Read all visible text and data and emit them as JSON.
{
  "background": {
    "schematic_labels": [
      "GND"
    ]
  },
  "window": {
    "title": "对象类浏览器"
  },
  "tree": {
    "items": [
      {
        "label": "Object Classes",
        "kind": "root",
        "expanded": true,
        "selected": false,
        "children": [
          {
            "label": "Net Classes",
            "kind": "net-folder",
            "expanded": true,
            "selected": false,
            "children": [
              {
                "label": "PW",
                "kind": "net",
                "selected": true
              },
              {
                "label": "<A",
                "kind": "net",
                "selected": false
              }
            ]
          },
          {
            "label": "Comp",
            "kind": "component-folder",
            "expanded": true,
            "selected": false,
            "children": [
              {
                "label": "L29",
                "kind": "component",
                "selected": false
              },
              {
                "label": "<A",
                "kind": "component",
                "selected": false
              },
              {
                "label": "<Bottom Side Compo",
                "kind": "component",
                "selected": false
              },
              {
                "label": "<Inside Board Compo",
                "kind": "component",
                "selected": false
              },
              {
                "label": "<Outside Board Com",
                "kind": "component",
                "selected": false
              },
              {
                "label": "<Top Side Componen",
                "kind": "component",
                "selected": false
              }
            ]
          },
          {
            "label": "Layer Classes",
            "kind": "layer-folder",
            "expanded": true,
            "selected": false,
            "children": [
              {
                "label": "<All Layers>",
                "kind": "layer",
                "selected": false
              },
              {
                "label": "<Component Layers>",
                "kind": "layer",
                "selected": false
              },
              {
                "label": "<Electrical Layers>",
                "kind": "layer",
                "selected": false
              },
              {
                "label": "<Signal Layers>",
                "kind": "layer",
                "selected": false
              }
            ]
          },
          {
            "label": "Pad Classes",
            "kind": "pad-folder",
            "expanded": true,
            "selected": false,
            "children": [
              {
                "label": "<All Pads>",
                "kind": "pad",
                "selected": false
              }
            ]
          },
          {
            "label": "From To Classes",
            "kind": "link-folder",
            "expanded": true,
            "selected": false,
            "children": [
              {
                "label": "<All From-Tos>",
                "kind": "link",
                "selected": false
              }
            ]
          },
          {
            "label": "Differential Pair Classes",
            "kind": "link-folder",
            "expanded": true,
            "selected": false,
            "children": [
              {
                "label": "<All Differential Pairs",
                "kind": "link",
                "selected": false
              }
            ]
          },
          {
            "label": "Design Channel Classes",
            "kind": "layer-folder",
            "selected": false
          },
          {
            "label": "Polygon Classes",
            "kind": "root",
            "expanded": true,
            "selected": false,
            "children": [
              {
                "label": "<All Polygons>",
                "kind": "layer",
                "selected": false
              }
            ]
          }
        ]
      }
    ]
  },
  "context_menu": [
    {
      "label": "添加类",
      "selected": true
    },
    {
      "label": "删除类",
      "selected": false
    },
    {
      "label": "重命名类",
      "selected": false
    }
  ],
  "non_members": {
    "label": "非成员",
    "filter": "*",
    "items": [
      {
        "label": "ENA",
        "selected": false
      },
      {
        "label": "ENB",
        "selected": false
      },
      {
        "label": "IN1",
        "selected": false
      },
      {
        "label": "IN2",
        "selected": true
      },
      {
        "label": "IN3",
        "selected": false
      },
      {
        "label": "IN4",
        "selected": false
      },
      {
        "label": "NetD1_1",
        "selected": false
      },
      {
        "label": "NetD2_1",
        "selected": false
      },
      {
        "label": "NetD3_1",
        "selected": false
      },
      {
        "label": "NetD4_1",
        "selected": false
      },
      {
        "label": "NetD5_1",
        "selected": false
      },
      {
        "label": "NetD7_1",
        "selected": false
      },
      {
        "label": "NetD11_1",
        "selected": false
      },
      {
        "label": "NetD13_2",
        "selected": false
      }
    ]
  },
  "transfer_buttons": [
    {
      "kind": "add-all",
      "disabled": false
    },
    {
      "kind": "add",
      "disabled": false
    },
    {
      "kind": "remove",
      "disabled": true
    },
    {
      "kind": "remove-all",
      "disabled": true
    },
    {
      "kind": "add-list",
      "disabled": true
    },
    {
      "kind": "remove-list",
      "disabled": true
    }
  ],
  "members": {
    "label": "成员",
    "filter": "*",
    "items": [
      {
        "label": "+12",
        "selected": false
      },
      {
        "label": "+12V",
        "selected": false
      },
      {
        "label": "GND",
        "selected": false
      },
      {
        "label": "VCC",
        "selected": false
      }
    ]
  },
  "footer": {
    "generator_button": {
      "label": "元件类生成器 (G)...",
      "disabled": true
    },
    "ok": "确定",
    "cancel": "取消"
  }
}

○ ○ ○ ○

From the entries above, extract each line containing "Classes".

◆ Answer to this exercise
        "label": "Object Classes",
            "label": "Net Classes",
            "label": "Layer Classes",
            "label": "Pad Classes",
            "label": "From To Classes",
            "label": "Differential Pair Classes",
            "label": "Design Channel Classes",
            "label": "Polygon Classes",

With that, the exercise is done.